Corey Conners, Listowel, Ontario
Team Canada 2010-2011, 2013-2017
If Golf Canada is looking for a poster boy for the National Team program, Corey Conners is the guy. He has been on the Development Team, the Amateur Team and now the Young Pro Squad and along the way racked up a brilliant list of accomplishments, highlighted by his runner-up finish at the 2014 US Amateur Championship and Low Amateur honours at the 2015 Masters tournament. He and his teammates earned runner-up status at the World Amateur Team Championship for Canada in 2014. In 2017, he has played the Web.com Tour and currently sits 37th on the money list. The Top 25 earn PGA Tour cards for next season.
Albin Choi, Toronto, Ontario
Team Canada 2009-2012, 2014-2017
Like Conners, Choi is a long term Team Canada member and one of the originals on the Young Pro Squad. He’s a former Canadian Amateur champion (2010) and Ontario Amateur champion (2012) where he defeated Mackenzie Hughes in a playoff. Since turning professional in 2013, Choi has split his time between the Mackenzie Tour where he has two victories and the Web.com Tour.
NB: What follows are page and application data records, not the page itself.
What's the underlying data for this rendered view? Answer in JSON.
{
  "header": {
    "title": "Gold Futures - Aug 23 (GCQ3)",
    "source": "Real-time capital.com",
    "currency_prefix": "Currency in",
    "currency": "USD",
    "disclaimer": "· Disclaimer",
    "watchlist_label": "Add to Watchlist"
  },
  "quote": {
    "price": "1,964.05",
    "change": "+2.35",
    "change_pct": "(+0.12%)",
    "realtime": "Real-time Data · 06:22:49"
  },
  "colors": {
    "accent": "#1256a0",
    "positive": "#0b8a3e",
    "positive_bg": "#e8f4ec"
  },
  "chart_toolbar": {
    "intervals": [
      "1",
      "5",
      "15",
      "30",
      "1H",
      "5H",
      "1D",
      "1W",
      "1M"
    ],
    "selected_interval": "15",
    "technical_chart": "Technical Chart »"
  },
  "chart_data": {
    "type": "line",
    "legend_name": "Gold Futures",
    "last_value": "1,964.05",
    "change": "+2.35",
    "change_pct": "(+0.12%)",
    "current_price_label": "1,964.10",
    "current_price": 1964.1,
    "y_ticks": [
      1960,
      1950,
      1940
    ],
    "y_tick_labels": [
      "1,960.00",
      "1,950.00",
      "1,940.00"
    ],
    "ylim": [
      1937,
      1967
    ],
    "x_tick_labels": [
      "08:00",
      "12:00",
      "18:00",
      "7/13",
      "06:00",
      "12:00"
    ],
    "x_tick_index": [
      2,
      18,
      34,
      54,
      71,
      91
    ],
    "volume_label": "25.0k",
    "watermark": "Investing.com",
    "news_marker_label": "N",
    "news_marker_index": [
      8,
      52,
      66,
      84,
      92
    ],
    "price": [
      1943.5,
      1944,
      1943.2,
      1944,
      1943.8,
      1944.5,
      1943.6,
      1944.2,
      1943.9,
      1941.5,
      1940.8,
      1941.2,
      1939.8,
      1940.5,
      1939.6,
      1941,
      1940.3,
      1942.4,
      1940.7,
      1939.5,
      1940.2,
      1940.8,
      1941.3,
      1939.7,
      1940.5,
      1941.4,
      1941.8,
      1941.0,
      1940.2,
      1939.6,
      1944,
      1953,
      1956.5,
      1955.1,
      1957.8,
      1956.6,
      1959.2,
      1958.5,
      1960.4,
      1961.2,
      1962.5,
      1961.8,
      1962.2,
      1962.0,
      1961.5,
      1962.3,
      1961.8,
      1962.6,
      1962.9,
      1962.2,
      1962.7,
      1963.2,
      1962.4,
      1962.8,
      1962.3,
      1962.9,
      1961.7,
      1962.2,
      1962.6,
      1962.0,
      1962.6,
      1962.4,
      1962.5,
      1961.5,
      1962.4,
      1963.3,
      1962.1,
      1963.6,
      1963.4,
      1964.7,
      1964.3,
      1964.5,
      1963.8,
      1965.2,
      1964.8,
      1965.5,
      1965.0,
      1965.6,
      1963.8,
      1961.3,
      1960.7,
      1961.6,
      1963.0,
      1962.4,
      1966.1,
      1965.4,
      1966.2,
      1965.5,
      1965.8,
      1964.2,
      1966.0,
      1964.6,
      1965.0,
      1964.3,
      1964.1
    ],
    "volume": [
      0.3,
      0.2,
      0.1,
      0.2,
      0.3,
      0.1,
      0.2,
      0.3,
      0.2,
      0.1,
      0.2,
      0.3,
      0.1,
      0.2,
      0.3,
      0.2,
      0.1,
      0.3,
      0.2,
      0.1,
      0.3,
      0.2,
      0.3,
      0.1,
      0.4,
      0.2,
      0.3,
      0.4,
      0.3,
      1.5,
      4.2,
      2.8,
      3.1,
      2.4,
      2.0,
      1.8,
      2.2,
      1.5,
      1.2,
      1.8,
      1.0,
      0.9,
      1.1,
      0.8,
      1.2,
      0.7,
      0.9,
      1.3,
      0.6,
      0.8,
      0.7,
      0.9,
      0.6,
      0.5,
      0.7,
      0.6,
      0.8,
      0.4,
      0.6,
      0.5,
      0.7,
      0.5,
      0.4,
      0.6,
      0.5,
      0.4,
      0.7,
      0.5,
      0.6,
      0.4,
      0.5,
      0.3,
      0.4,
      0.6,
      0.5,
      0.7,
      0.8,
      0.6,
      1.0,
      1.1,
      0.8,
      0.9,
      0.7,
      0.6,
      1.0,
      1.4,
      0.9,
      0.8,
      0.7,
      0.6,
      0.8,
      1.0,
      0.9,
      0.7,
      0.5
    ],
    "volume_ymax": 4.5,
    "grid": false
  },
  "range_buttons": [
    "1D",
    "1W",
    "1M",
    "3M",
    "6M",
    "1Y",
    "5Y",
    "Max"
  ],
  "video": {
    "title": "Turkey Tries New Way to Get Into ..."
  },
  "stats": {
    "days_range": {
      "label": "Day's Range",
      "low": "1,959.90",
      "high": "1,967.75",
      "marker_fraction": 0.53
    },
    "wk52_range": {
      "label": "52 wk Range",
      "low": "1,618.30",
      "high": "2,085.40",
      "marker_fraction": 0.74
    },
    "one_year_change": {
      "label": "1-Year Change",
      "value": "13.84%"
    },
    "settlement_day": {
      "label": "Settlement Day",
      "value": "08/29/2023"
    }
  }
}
Taylor Pendrith, Richmond Hill, Ontario
Team Canada 2014-2017
Pendrith won the prestigious Porter Cup in 2013 and the Monroe Invitational the following season. He also played on the 2014 Canadian World Amateur Team that finished in runner-up position. As a professional, Pendrith earned Top 5 status on the Mackenzie Tour in 2015, which garnered him a card for the Web.com Tour last year. The exceptionally long hitter has a measured ball speed of 190 mph which is incredibly fast, even by PGA tour standards.
Players whose names are marked with an asterisk * have earned a spot in the 2017 RBC Canadian Open. The other players listed will have to wait for an invitation.
In addition to those players mentioned above, the following former Team Canada players will also tee it up at Glen Abbey: David Hearn, Graham DeLaet, Adam Hadwin, Nick Taylor and Mackenzie Hughes. Mike Weir and Brad Fritsch round out the list of Canadians in the field with more announcements to come in the next few days.
Peter Mumford is the editor of Fairways Magazine. Follow him on Twitter @FairwaysMag